EXERCISE BRIEF:
Since only the total matters, count the lines of these entries containing the word "text" and write that total alone.

SUPPLIED ENTRIES:

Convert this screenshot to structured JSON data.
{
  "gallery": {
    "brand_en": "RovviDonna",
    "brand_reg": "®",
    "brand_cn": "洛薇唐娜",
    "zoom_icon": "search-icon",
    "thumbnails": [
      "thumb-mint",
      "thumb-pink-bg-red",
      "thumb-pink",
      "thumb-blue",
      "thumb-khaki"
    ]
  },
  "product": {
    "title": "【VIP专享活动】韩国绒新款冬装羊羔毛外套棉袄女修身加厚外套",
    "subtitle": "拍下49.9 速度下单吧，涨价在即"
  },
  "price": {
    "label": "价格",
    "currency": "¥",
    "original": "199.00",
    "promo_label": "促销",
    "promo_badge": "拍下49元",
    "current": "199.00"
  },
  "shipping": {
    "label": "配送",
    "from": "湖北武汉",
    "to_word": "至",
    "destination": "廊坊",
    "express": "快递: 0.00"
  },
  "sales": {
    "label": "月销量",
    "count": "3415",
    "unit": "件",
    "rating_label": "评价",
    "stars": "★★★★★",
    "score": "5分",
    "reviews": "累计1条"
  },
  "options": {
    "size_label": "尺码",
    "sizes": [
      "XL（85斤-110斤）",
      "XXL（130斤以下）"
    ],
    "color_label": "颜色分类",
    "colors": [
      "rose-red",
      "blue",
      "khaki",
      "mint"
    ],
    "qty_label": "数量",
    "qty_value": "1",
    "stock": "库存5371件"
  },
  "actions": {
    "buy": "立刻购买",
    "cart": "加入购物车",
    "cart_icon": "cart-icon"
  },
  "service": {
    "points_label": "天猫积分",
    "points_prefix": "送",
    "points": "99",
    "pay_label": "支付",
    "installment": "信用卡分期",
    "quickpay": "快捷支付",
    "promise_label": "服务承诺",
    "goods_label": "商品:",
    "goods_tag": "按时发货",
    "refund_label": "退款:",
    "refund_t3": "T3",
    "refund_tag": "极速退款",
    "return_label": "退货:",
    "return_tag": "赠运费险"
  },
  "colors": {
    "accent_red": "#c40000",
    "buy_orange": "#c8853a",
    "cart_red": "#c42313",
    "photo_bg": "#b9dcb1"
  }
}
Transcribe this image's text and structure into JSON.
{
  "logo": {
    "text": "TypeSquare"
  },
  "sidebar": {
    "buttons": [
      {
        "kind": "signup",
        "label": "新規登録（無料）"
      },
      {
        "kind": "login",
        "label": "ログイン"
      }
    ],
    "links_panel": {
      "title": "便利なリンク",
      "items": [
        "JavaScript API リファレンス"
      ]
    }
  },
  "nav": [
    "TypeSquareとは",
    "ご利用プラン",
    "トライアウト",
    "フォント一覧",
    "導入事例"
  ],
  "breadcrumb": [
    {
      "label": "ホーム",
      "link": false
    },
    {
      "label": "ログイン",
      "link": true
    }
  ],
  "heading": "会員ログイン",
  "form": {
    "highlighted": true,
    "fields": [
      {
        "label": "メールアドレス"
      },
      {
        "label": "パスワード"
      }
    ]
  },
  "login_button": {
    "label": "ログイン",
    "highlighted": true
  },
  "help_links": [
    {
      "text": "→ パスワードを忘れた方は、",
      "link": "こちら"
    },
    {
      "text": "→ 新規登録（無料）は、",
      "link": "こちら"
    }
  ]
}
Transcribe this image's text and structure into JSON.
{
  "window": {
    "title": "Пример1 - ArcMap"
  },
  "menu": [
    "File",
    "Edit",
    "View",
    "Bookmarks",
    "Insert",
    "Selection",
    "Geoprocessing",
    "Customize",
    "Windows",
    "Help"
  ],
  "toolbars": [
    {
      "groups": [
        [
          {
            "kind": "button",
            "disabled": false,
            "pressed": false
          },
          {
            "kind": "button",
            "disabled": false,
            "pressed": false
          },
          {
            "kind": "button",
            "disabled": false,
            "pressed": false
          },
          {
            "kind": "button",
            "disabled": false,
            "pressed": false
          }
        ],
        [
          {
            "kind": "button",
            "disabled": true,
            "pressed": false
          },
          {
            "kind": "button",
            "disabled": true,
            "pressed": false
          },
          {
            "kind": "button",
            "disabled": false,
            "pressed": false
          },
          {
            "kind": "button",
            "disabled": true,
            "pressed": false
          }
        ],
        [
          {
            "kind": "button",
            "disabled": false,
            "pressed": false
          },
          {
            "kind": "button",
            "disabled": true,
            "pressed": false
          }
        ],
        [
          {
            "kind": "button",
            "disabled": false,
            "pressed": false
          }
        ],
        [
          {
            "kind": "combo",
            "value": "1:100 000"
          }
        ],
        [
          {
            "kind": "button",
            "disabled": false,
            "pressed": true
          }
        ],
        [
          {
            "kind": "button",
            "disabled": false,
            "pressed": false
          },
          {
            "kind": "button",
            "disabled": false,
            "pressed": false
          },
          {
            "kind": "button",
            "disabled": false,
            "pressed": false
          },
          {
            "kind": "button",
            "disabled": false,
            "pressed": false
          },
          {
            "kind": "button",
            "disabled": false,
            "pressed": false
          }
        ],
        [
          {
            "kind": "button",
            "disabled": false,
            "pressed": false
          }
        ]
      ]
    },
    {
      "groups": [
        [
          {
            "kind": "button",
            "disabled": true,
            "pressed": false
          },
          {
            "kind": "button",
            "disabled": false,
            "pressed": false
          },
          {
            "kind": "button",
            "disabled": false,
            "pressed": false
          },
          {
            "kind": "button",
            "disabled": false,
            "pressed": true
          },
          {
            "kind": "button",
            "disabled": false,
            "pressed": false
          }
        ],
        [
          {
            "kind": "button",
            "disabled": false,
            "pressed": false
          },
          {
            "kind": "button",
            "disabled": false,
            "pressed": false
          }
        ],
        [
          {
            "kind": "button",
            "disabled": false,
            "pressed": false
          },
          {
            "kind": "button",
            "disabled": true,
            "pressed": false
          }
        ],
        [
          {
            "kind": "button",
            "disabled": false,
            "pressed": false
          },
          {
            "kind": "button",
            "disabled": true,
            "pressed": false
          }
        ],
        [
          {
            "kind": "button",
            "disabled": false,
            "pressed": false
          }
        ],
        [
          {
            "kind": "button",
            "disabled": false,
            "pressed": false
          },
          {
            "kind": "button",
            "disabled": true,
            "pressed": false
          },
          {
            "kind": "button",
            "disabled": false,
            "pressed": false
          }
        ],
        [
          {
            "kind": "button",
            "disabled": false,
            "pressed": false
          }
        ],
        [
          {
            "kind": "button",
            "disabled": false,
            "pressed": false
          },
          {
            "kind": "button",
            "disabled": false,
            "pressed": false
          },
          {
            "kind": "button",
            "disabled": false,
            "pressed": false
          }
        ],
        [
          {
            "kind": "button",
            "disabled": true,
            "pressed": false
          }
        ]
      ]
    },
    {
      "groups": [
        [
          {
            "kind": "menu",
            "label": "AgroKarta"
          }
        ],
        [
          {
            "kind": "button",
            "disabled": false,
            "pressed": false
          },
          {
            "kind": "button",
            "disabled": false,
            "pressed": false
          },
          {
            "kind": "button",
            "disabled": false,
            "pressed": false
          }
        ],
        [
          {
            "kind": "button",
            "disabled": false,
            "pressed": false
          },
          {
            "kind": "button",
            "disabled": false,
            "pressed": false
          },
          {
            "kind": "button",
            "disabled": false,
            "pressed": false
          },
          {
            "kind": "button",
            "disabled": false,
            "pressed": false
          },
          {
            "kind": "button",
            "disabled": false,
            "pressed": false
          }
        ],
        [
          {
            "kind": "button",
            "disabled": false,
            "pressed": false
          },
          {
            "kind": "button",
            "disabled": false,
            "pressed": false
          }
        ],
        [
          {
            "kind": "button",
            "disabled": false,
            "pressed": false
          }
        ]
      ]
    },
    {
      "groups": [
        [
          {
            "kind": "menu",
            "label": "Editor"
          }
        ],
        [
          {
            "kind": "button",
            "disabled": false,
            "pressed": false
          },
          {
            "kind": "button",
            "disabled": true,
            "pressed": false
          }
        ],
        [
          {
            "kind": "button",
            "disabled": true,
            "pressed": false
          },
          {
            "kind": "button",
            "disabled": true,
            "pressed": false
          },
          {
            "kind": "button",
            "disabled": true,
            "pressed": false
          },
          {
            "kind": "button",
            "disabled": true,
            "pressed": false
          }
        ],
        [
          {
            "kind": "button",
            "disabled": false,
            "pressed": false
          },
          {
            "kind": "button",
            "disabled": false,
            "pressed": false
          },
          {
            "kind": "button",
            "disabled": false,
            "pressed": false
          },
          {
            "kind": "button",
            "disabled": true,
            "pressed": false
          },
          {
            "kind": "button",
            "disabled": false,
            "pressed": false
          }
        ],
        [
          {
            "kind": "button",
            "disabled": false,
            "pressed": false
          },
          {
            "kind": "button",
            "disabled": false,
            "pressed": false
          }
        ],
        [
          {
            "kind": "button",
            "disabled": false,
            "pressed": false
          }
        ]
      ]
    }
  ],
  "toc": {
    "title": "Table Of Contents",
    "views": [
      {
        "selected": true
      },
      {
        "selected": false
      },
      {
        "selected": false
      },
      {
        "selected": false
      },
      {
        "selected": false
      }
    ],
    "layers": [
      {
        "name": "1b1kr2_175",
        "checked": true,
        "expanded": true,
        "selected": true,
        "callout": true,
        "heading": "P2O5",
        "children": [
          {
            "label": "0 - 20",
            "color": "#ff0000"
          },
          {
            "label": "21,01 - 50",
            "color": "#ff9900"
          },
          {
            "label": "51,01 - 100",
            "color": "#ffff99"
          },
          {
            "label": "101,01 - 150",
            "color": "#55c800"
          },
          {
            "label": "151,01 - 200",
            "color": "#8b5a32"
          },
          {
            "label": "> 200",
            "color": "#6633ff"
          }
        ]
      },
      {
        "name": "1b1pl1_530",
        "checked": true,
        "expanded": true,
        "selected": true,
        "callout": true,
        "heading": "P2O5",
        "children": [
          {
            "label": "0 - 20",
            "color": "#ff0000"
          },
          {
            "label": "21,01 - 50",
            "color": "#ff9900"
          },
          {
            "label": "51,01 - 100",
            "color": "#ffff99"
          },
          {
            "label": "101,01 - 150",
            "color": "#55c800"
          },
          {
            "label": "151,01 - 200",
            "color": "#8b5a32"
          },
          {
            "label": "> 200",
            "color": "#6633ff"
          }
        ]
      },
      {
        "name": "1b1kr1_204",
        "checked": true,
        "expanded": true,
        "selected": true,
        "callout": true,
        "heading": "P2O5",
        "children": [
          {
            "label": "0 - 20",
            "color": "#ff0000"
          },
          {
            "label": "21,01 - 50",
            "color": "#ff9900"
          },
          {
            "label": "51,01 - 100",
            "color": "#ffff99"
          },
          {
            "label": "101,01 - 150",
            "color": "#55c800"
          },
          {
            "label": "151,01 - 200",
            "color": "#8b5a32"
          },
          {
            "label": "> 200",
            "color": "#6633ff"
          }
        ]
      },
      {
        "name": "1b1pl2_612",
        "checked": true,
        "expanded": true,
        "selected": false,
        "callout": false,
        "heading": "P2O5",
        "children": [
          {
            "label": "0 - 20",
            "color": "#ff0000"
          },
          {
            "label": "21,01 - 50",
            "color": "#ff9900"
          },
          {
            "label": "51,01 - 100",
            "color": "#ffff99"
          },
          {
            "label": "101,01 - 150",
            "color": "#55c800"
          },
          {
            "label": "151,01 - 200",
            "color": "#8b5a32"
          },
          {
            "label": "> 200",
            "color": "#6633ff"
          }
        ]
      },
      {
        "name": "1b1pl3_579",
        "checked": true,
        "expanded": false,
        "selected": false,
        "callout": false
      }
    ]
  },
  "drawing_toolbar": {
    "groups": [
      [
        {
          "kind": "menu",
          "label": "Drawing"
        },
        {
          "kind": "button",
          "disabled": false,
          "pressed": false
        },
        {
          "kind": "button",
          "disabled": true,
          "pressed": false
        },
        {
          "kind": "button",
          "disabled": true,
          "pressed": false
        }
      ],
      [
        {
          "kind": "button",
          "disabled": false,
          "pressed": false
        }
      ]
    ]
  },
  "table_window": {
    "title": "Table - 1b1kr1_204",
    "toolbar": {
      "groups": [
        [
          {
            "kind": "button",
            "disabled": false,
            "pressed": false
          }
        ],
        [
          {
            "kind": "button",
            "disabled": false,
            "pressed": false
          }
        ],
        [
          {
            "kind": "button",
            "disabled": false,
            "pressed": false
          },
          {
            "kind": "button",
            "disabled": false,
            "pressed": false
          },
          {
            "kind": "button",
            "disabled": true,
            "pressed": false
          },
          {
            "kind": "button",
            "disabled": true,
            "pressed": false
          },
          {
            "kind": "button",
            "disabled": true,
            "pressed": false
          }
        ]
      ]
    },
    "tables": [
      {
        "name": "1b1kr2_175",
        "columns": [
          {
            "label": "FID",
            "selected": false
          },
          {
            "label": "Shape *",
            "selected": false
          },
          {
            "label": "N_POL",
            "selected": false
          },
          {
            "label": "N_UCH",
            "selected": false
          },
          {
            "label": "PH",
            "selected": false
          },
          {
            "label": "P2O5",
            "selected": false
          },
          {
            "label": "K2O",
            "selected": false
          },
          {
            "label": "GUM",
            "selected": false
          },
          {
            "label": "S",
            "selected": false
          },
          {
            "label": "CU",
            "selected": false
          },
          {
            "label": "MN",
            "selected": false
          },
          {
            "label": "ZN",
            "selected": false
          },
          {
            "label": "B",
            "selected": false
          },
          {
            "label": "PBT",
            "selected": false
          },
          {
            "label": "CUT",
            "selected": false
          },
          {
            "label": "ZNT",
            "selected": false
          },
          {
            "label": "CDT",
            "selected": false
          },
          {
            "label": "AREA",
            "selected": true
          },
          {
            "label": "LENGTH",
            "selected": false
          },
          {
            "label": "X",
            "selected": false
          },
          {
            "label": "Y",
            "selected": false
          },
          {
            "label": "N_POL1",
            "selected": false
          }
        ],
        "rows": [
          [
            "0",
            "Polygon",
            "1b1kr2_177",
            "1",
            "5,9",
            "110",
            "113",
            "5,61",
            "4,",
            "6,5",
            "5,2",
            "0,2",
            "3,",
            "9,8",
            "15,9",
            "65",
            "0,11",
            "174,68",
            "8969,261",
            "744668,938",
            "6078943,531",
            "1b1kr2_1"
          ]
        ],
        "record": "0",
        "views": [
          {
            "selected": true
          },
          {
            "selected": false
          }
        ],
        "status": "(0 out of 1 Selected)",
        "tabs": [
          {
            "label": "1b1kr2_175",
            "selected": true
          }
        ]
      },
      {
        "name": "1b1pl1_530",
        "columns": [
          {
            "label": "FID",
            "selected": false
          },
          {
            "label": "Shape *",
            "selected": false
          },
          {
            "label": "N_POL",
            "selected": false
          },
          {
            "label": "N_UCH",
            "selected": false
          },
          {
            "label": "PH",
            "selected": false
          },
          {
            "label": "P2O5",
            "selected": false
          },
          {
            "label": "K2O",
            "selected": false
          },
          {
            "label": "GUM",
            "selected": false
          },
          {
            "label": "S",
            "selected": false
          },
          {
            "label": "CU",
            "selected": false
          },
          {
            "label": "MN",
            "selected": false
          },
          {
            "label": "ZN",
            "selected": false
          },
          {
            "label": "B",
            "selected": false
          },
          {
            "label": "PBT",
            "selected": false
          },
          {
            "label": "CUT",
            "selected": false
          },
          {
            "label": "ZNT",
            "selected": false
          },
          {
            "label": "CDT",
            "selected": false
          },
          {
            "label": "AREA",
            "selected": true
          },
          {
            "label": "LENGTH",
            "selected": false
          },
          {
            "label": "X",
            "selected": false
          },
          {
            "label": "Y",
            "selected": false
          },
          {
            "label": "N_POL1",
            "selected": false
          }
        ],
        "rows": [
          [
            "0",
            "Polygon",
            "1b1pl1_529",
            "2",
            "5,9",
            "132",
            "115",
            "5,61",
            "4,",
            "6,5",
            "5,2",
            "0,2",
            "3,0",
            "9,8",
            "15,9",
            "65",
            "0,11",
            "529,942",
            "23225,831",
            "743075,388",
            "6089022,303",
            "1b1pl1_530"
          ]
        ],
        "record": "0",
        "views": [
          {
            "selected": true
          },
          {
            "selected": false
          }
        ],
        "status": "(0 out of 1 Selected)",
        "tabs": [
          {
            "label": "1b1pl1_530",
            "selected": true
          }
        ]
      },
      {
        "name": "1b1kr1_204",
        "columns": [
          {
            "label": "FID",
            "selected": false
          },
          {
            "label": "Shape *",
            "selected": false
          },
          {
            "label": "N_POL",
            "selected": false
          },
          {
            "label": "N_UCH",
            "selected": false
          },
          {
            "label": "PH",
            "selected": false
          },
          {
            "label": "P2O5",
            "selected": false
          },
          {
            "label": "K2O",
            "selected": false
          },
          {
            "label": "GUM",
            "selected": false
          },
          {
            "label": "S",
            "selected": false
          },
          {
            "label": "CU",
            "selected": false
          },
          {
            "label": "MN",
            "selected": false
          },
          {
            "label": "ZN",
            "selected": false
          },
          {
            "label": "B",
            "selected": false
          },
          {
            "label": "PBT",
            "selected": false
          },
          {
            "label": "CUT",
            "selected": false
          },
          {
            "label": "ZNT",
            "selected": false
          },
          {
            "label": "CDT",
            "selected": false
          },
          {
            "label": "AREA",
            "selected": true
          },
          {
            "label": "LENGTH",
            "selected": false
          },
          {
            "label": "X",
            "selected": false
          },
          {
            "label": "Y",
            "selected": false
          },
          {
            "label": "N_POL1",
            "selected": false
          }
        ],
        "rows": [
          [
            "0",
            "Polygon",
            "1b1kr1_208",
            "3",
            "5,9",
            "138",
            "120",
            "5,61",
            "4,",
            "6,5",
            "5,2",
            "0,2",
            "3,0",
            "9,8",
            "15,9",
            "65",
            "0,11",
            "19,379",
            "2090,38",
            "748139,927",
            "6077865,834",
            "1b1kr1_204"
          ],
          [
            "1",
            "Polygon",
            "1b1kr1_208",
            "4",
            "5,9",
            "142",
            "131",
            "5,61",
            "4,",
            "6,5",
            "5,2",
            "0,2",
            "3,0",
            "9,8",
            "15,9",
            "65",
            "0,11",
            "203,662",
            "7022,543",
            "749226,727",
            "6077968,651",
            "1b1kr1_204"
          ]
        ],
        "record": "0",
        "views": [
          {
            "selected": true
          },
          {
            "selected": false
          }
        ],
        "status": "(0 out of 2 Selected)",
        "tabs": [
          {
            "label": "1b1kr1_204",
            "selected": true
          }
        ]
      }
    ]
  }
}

ANSWER TO THIS TASK:
5